Model checking is a critical part of Bayesian data analysis, yet it remains largely unused in systematic studies. Phylogeny estimation has recently moved into an era of increasingly complex models that simultaneously account for multiple evolutionary processes, the statistical fit of these models to the data has rarely been tested. Here we develop a posterior predictive simulation-based model check for a commonly used multispecies coalescent model, implemented in *BEAST, and apply it to 25 published data sets. We show that poor model fit is detectable in the majority of data sets; that this poor fit can mislead phylogenetic estimation; and that in some cases it stems from processes of inherent interest to systematists.
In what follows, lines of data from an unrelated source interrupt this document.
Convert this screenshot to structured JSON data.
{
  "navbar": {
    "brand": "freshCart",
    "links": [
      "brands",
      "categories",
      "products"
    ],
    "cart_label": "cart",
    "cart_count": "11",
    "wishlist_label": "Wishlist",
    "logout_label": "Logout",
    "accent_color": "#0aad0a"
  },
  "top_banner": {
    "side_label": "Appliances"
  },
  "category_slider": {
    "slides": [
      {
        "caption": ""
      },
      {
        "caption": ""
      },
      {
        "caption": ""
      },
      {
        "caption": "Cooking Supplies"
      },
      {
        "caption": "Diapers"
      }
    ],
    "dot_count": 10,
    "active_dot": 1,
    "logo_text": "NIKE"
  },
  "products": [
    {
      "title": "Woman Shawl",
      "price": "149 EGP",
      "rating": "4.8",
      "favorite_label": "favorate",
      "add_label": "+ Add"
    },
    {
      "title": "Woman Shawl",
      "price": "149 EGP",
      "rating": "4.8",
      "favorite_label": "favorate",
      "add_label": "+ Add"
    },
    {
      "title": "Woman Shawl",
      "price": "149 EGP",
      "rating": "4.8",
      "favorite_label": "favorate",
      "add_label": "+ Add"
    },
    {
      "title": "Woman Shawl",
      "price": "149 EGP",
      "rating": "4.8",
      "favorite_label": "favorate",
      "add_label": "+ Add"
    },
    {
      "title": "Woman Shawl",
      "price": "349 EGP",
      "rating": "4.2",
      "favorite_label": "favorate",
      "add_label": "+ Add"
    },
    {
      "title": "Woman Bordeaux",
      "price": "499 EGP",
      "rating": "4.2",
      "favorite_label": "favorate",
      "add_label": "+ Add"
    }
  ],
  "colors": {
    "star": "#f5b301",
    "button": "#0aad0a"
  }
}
We suggest that as systematists scale up to phylogenomic data sets, which will be subject to a heterogeneous array of evolutionary processes, critically evaluating the fit of models to data is an analytical step that can no longer be ignored. [Gene duplication and extinction; gene tree; hybridization; model fit; multispecies coalescent; next-generation sequencing; posterior predictive simulation; species delimitation; species tree.] © The Author(s) 2013.
Publication Source (Journal or Book title)
Reid, N., Hird, S., Brown, J., Pelletier, T., McVay, J., Satler, J., & Carstens, B. (2014). Poor fit to the multispecies coalescent is widely detectable in empirical data. Systematic Biology, 63 (3), 322-333. https://doi.org/10.1093/sysbio/syt057